Americans are demanding more transparency and accountability from their governments at all levels, goals that are easier to achieve when governments have made a commitment to operating transparently and making public information truly open and accessible to the public. Government Transparency: Six Strategies for More Open and Participatory Government, a policy paper by Jon Gant and Nicol Turner-Lee, calls on state and local governments to adopt six sensible strategies to accelerate the trend toward open government. The strategies focus on enhancing government expertise and transparency, educating citizens regarding the availability and utility of government information and e-government tools, expanding efforts to support greater adoption of broadband Internet access services and devices, and forging public-private-citizen partnerships in order to enhance open government solutions. (Download PDF or Read Online)
The Six Strategies include:
- Convene a working group of chief information and technology leaders to determine more effective technical and operational procedures that mitigate change environments for open government;
- Create opportunities for developing public goods applications that are sustainable through public-private partnerships or philanthropic investments;
- Establish more flexible procurement procedures, off-the-shelf purchasing and easier contracting for the technologies used to disseminate government information;
- Improve broadband access to community anchor institutions;
- Create government content that is relevant and accessible to all populations regardless of ability, language or literacy level; and
- Promote public-private partnerships for professional development to enhance skill-building, technical expertise and forward-thinking processes within government.
“The purpose of these strategies is to provide a framework for facilitating these activities and placing government entities on the proper pathway toward the full realization of the benefits of information transparency,” note the authors in the paper. Adopting these strategies will enable state and local governments to tap into the expertise and innovative spirit of the public to create new “public goods” apps and community information resources. The authors further observe that “to focus exclusively on the one-way push of information by government to the public is to miss the promise of innovative e-government techniques designed to transform this dynamic into a mutually beneficial, two-way collaboration.”
Government Transparency: Six Strategies for More Open and Participatory Government explores the evolution of transparency and open government policies and the important role that broadband technologies play in moving beyond analog-era notions of transparency. It also addresses the practical barriers that stand in the way of realizing the full value of open government, including design flaws in open government tools, inadequate broadband access and adoption among the public, misunderstanding public demands for information, and legal constraints.

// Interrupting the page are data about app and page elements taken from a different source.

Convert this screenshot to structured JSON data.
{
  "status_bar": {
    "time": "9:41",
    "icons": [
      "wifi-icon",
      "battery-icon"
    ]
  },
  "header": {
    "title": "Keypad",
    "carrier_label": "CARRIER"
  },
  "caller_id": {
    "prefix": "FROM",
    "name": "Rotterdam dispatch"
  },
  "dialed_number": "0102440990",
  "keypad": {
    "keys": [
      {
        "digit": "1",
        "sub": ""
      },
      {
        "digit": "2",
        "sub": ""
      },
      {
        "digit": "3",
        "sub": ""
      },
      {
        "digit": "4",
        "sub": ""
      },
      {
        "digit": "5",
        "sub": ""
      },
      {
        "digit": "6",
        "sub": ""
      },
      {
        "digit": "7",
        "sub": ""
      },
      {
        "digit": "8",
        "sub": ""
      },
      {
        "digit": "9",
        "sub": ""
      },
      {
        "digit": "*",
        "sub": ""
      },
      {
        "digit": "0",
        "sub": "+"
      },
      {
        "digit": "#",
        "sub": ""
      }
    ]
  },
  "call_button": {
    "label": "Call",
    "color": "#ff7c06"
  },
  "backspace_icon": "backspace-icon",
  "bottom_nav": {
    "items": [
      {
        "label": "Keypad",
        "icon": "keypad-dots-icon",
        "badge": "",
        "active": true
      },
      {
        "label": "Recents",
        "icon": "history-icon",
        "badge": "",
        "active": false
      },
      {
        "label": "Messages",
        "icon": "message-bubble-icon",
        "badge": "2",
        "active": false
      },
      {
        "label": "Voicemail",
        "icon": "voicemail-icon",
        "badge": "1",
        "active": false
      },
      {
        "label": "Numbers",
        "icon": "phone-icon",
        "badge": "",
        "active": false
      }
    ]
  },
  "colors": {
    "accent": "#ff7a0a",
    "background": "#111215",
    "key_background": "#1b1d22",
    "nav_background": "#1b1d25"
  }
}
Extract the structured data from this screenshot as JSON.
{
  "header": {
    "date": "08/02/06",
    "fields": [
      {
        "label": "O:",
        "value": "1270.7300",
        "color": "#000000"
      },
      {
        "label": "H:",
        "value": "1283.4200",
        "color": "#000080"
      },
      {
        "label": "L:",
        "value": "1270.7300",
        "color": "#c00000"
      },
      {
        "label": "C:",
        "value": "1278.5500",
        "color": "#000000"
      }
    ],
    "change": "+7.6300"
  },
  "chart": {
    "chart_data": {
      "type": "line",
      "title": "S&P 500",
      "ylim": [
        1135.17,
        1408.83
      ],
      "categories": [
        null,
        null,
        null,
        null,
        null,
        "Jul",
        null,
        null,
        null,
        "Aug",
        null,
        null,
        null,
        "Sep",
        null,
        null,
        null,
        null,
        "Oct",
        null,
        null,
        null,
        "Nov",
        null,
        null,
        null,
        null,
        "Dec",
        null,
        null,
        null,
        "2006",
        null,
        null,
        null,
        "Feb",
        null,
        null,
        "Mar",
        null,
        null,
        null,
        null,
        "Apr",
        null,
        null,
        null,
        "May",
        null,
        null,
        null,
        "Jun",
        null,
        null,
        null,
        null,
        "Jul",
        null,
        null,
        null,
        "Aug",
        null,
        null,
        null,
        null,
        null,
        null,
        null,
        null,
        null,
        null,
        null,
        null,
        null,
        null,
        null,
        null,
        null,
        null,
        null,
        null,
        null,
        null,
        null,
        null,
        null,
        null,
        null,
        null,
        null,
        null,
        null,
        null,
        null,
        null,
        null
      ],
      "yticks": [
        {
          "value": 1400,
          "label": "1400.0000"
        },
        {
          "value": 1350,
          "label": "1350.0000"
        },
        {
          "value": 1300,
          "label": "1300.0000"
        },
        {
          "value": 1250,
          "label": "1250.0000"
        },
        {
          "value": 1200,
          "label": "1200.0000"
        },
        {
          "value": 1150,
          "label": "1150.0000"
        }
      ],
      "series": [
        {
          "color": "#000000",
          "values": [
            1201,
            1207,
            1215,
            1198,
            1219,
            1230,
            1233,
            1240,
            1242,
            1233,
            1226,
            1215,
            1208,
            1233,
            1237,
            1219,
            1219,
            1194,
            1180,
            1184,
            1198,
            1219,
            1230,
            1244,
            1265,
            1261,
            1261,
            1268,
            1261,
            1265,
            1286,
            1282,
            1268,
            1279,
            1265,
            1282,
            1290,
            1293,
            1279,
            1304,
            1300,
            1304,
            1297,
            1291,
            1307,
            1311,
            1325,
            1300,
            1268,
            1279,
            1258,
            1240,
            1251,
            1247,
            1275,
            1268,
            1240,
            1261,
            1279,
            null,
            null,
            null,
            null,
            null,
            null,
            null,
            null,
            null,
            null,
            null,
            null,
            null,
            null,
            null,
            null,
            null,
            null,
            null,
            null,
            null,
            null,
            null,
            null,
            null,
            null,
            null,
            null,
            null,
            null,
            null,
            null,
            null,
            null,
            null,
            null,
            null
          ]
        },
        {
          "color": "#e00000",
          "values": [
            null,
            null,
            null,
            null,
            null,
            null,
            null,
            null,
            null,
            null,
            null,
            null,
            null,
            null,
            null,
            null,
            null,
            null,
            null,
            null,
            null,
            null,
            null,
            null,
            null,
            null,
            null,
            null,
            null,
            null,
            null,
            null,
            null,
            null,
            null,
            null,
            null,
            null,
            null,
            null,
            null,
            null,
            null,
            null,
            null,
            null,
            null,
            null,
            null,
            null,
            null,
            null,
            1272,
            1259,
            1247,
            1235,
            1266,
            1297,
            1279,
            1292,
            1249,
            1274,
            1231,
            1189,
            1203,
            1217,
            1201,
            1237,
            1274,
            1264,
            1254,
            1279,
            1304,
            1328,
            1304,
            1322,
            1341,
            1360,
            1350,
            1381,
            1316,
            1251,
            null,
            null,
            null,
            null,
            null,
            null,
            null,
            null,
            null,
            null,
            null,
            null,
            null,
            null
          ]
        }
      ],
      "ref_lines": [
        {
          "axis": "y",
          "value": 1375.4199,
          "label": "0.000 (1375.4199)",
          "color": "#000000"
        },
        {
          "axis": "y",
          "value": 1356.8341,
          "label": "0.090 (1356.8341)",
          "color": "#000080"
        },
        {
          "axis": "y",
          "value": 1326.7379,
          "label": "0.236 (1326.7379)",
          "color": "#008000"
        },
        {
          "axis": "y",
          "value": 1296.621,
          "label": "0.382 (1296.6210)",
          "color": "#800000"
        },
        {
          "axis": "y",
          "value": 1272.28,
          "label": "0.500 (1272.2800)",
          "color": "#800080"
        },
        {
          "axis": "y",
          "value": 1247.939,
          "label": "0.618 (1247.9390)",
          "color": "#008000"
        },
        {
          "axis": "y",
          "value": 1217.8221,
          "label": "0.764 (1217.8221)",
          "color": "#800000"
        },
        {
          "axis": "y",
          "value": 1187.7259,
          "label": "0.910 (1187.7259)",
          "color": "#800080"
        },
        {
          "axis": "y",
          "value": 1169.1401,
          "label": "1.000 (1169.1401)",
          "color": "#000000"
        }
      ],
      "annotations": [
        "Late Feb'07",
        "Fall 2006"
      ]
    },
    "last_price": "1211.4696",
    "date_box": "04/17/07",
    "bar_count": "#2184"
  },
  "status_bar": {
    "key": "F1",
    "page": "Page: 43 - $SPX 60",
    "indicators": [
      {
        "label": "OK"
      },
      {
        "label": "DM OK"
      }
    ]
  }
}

Dr. Jon Gant is a Fellow at the Joint Center for Political and Economic Studies and Associate Professor in the Graduate School of Library and Information Science at the University of Illinois at Urbana-Champaign. He is a leading scholar in the field of information systems and public administration, and has advised governments in the U.S. and developing countries on building geographic information systems.
Dr. Nicol Turner-Lee is Vice President and Director of the Media and Technology Institute at the Joint Center for Political and Economic Studies in Washington, D.C. She has produced path breaking research on broadband adoption among minority and disadvantaged populations and regularly engages city, state and federal legislators on issues in telecommunications, open government and the emerging technology innovation sectors.
Government Transparency: Six Strategies for More Open and Participatory Government is the fourth policy paper released by the Aspen Institute Communications and Society Program and the John S. and James L. Knight Foundation aimed at implementing the 15 recommendations by the Knight Commission on the Information Needs of Communities in a Democracy. (See other published papers on Rethinking Public Media, Digital and Media Literacy, Universal Broadband and Creating Local Online Hubs). The Commission released its landmark report, Informing Communities, in October 2009 to help promote healthy informed communities across the country.
A White Paper by Jon Gant and Nicol Turner-Lee
The Knight Commission Recommendation
Open Government and Transparency in the Broadband Age
Beyond Mere Transparency: How Broadband Technologies Impact Openness and E-Governance at the Local, State and Federal Levels
Barriers to Realizing the Full Value of Open Government
Call to Governments: Six Strategies for Enhancing Transparency and Community Information
Who Should Do What